 “In order for a farmer’s grain to be accepted by our warehouses, the grain has to go through rigorous quality testing which, by extension, encourages the farmers to produce grain that meets the quality requirements. Farmers are trained on quality management at the aggregation centres to ensure that they consolidate and deliver good quality.  We also provide transportation for the farmers’ produce from the village aggregation centres to our warehouses, and issue the appropriate storage bags standardised at 50kgs. In addition, we can insure farmers’ produce against risks including theft, burglary, floods and fires.  We offer to buy grains from farmers and therefore there is a ready market for the warehoused grains.”

In addition to this, the quality of produce is guaranteed for private sector buyers and traders because of the systems in place. Nafics only stores grade 1 grains. The company also has a wide supply of producers, making the system resilient against any market conditions, most notably shortages.

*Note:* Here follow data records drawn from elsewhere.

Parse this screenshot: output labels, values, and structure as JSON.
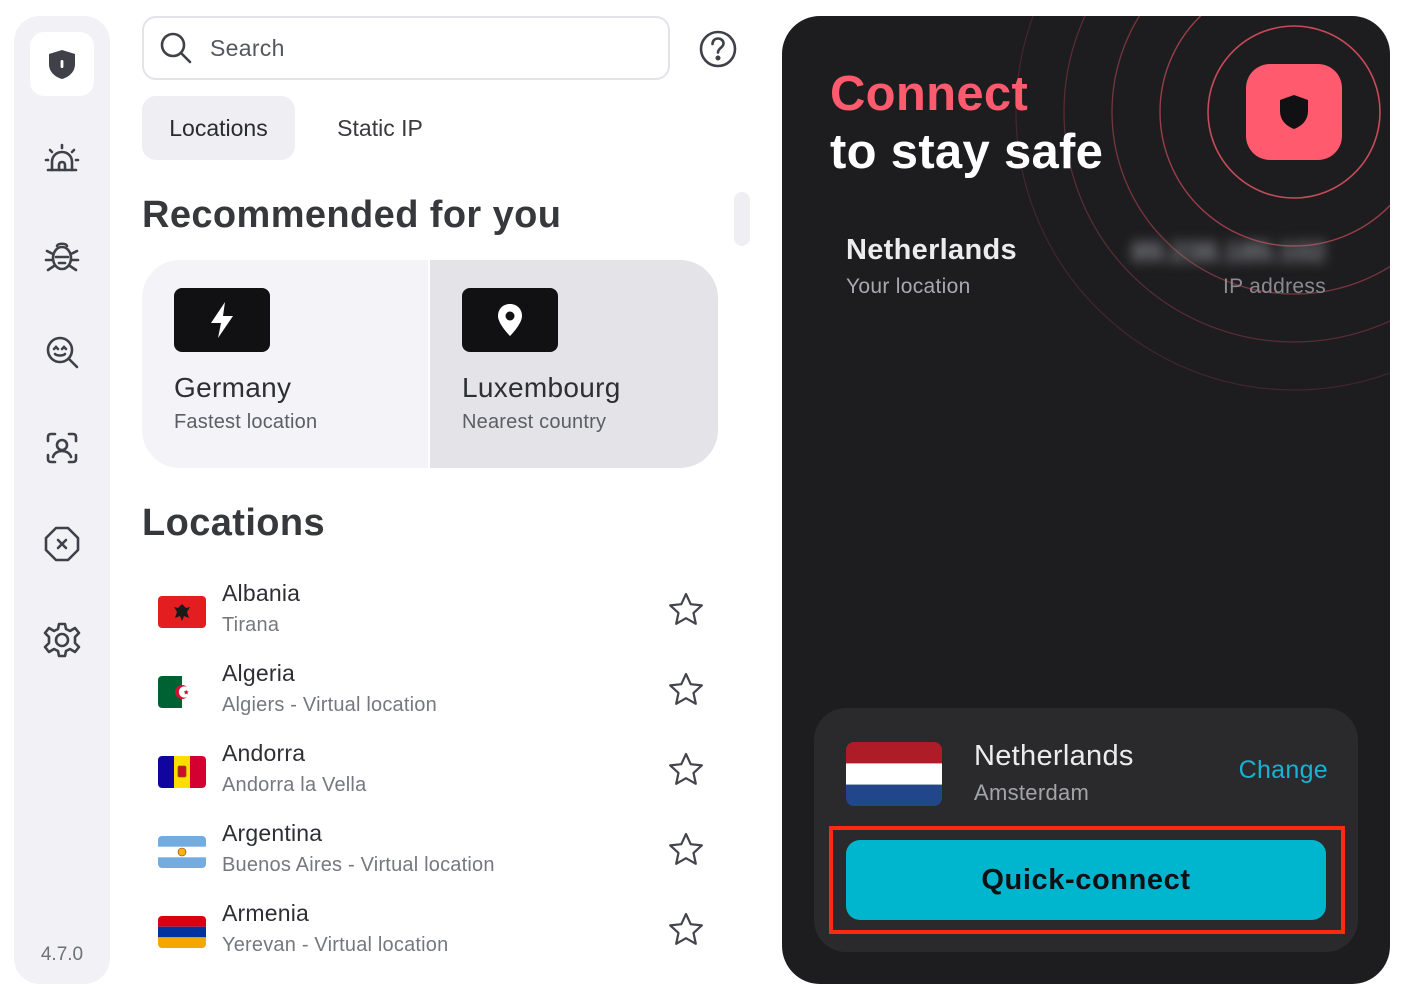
{
  "sidebar": {
    "items": [
      {
        "icon": "shield-icon",
        "active": true
      },
      {
        "icon": "alarm-icon",
        "active": false
      },
      {
        "icon": "bug-icon",
        "active": false
      },
      {
        "icon": "search-face-icon",
        "active": false
      },
      {
        "icon": "face-scan-icon",
        "active": false
      },
      {
        "icon": "block-icon",
        "active": false
      },
      {
        "icon": "gear-icon",
        "active": false
      }
    ],
    "version": "4.7.0"
  },
  "search": {
    "placeholder": "Search",
    "value": ""
  },
  "help_icon": "question-circle-icon",
  "tabs": [
    {
      "label": "Locations",
      "active": true
    },
    {
      "label": "Static IP",
      "active": false
    }
  ],
  "recommended": {
    "heading": "Recommended for you",
    "cards": [
      {
        "icon": "lightning-icon",
        "title": "Germany",
        "subtitle": "Fastest location"
      },
      {
        "icon": "location-pin-icon",
        "title": "Luxembourg",
        "subtitle": "Nearest country"
      }
    ]
  },
  "locations": {
    "heading": "Locations",
    "items": [
      {
        "country": "Albania",
        "city": "Tirana",
        "flag": "albania"
      },
      {
        "country": "Algeria",
        "city": "Algiers - Virtual location",
        "flag": "algeria"
      },
      {
        "country": "Andorra",
        "city": "Andorra la Vella",
        "flag": "andorra"
      },
      {
        "country": "Argentina",
        "city": "Buenos Aires - Virtual location",
        "flag": "argentina"
      },
      {
        "country": "Armenia",
        "city": "Yerevan - Virtual location",
        "flag": "armenia"
      }
    ]
  },
  "panel": {
    "headline_accent": "Connect",
    "headline_main": "to stay safe",
    "current_country": "Netherlands",
    "current_label": "Your location",
    "ip_value": "89.238.185.102",
    "ip_label": "IP address",
    "connection": {
      "country": "Netherlands",
      "city": "Amsterdam",
      "change_label": "Change",
      "quick_connect_label": "Quick-connect"
    }
  },
  "colors": {
    "accent_red": "#ff5a6e",
    "accent_cyan": "#00b5ce",
    "panel_bg": "#1d1d1f",
    "highlight_border": "#ff2a10"
  }
}
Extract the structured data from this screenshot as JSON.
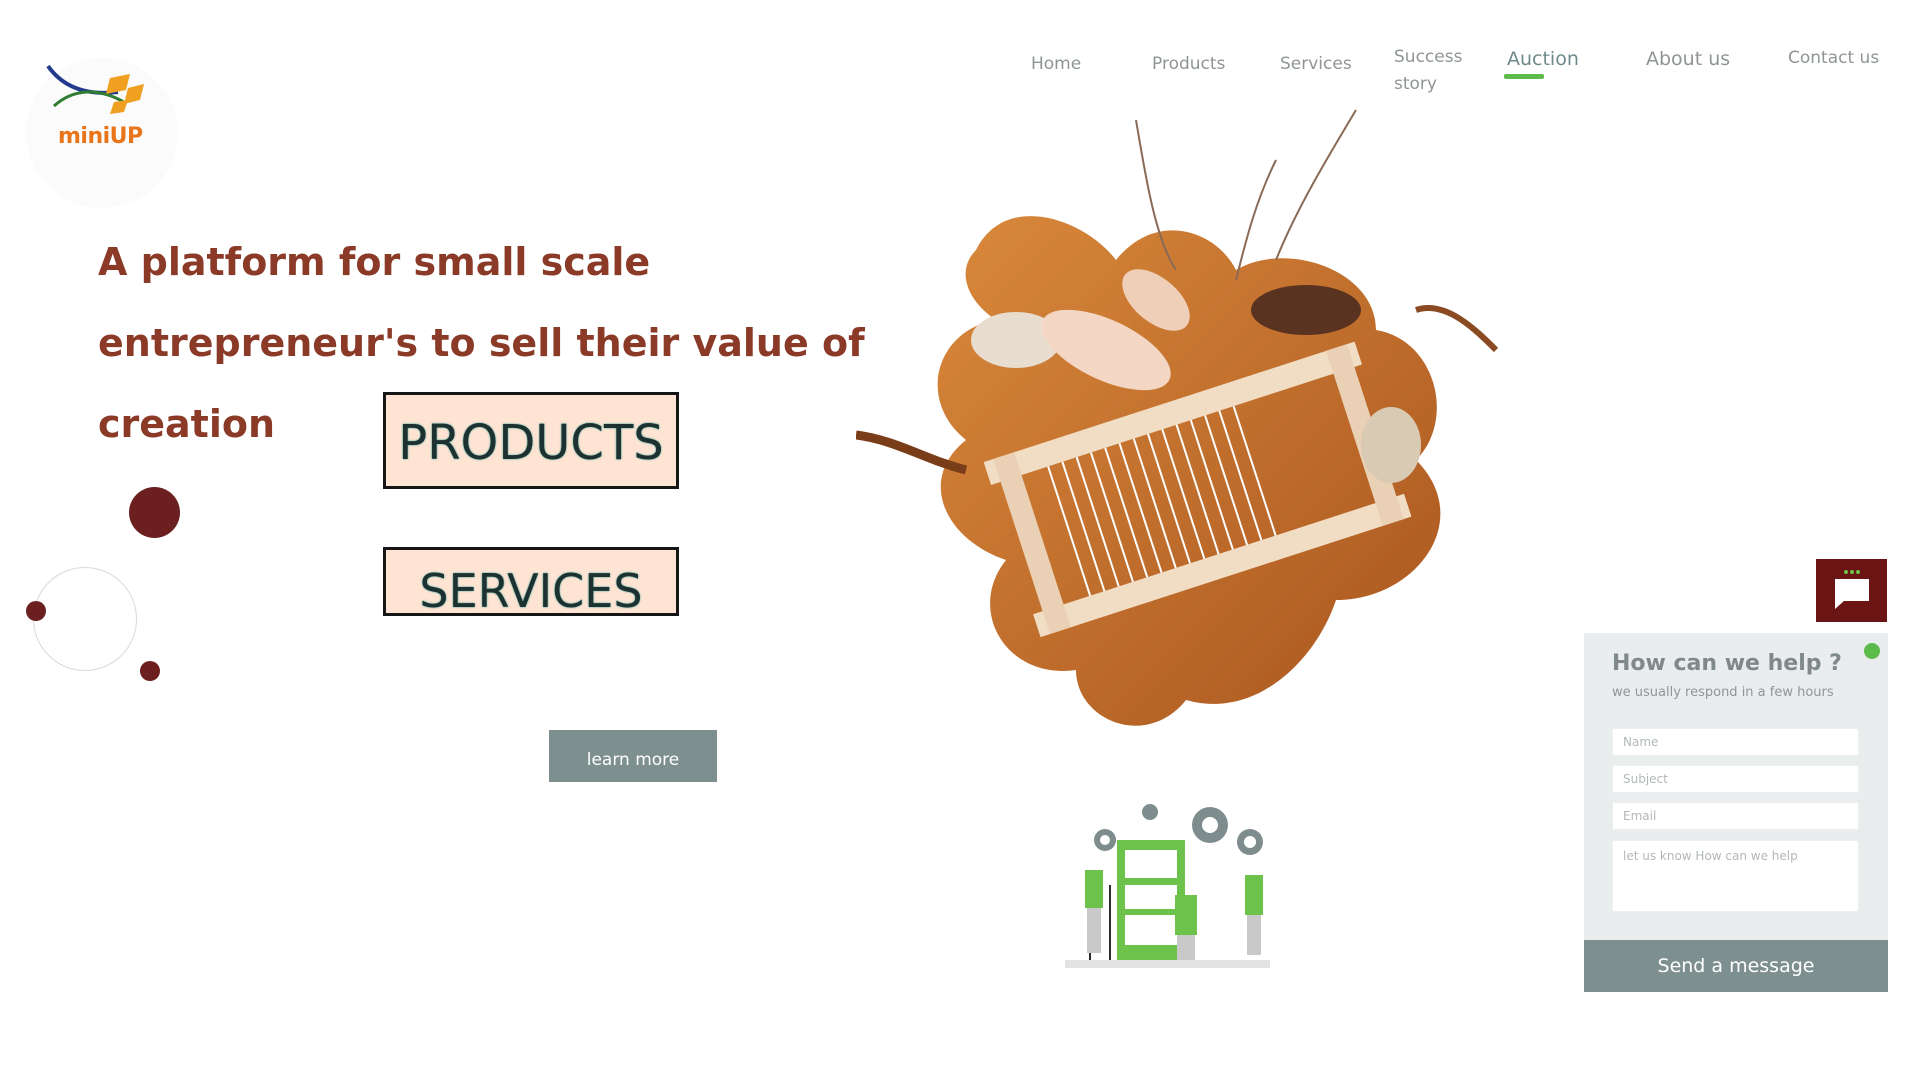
{
  "logo": {
    "text": "miniUP"
  },
  "nav": {
    "items": [
      {
        "label": "Home"
      },
      {
        "label": "Products"
      },
      {
        "label": "Services"
      },
      {
        "label": "Success story"
      },
      {
        "label": "Auction"
      },
      {
        "label": "About us"
      },
      {
        "label": "Contact us"
      }
    ],
    "active": "Auction"
  },
  "hero": {
    "title": "A platform for small scale entrepreneur's to sell their value of creation",
    "products_label": "PRODUCTS",
    "services_label": "SERVICES",
    "learn_more_label": "learn more"
  },
  "chat": {
    "title": "How can we help ?",
    "subtitle": "we usually respond in a few hours",
    "name_placeholder": "Name",
    "subject_placeholder": "Subject",
    "email_placeholder": "Email",
    "message_placeholder": "let us know How can we help",
    "send_label": "Send a message"
  },
  "colors": {
    "accent_brown": "#8b3a27",
    "button_fill": "#ffe4d3",
    "gray_button": "#7e8f8f",
    "chat_icon_bg": "#6a1414",
    "green": "#5dbb4b"
  }
}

“We work hand in hand with the farmers and EAGC right from the pre-harvesting stage. We are committed to providing capacity building and training to support the farmers in getting the best and highest quality grains. Our training is also heavily centred on post-harvest handling (including the sorting, drying, and packaging) in order to mitigate against post-harvest losses. EAGC also provides farmers with post-harvest handling equipment such as moisture meters and drying machines to help facilitate the process.”

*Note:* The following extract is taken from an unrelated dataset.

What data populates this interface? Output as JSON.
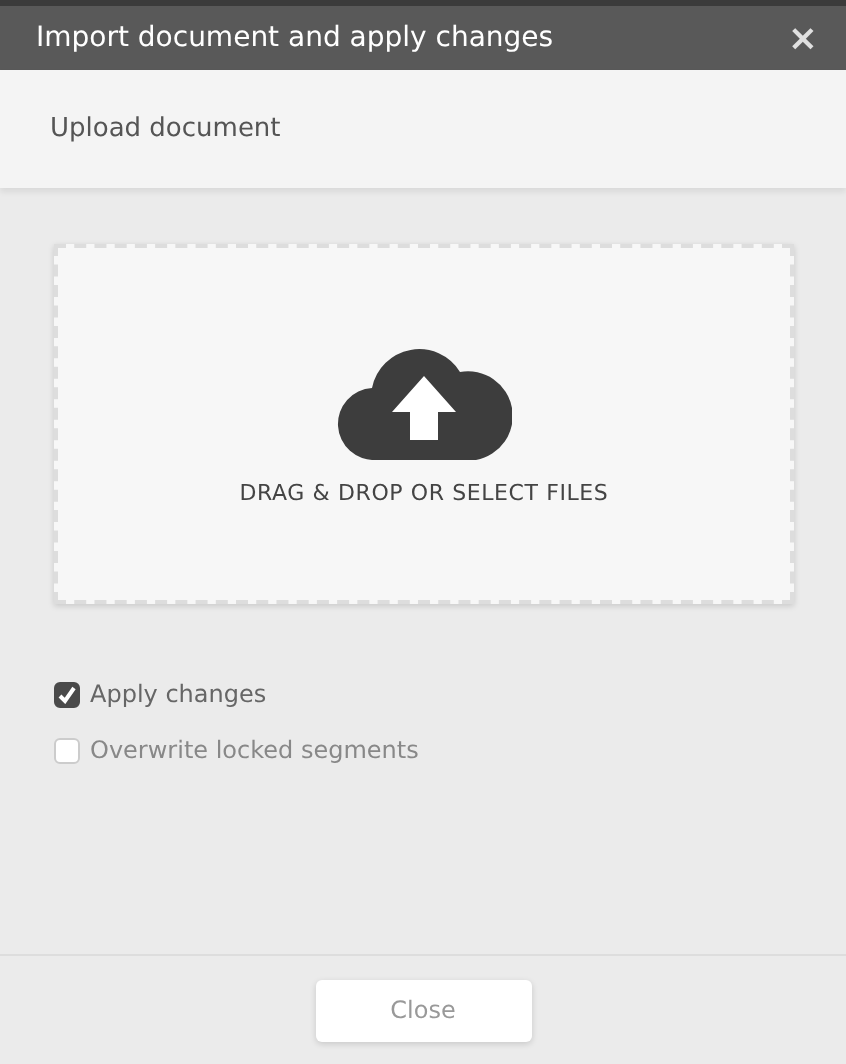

The certification process has been beneficial in terms of the conservation of quality and also in improving the wellbeing of farmers who are now able to get better prices for their produce. Looking at the EAGC GSoko system in the longer term, farmers will be able to get Grain Notes (G-Notes) once their grain is deposited at the warehouses, and they can use the   G-Notes for important necessities such as accessing the loans from the banks, access to farm inputs through agro-dealers, medical care and school fees.

Paul further explains, “When more farmers interact with the GSoko system and build their confidence in it. We predict that looking for grain stocks will be less of an issue for us, and by extension, we will be able to increase our revenues as more farmers will store their grains in our warehouses. The more stock we are able to store, the more solid our business plan which should generate additional backing. Finally, we are currently renting our premises, but hope to have our own premises in the near future.”

Building trust is an incremental effort; the G-Notes   will go a long way in increasing utility of the system, allowing farmers to take care of more immediate needs as well as any emergencies at home such as access to cash, medical care and also giving them access to farm inputs.

 The private sector will play a bigger role in improving the broader infrastructure landscape, including providing bigger and better quality warehouses. Furthermore once the banks and agro input dealers come on-board the GSoko system, the farmers will have easy access to finances and agro inputs. In addition, the standardised and proven grading procedures reduce the need for farmers to carry out their own sampling to check quality checks.